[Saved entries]
::::

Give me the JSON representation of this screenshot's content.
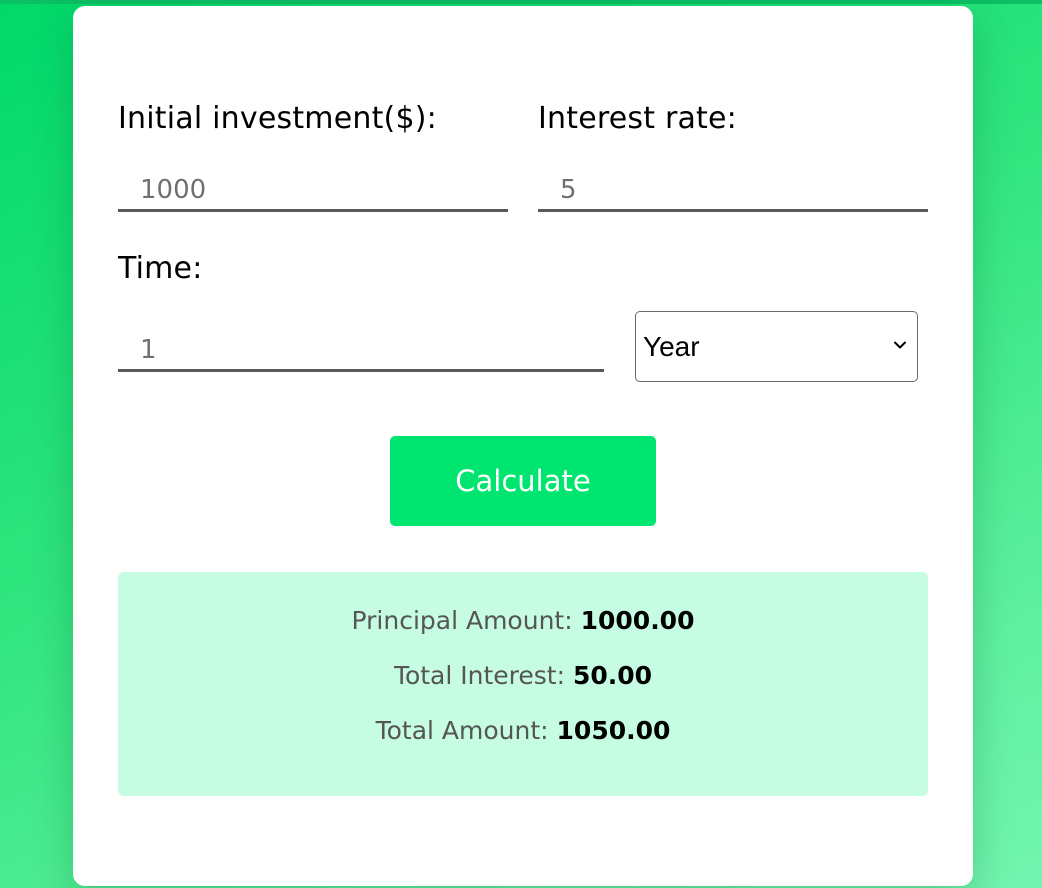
{
  "form": {
    "initial_investment": {
      "label": "Initial investment($):",
      "value": "1000"
    },
    "interest_rate": {
      "label": "Interest rate:",
      "value": "5"
    },
    "time": {
      "label": "Time:",
      "value": "1",
      "unit_selected": "Year"
    },
    "calculate_label": "Calculate"
  },
  "results": {
    "principal_label": "Principal Amount:",
    "principal_value": "1000.00",
    "interest_label": "Total Interest:",
    "interest_value": "50.00",
    "total_label": "Total Amount:",
    "total_value": "1050.00"
  },
  "colors": {
    "accent": "#00e570",
    "results_bg": "#c6fde2",
    "page_gradient_start": "#00d96a",
    "page_gradient_end": "#72f5b0"
  },
  "icons": {
    "select_arrow": "chevron-down-icon"
  }
}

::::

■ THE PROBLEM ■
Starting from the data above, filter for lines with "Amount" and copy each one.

■ RESPONSE AREA ■
    "principal_label": "Principal Amount:",
    "total_label": "Total Amount:",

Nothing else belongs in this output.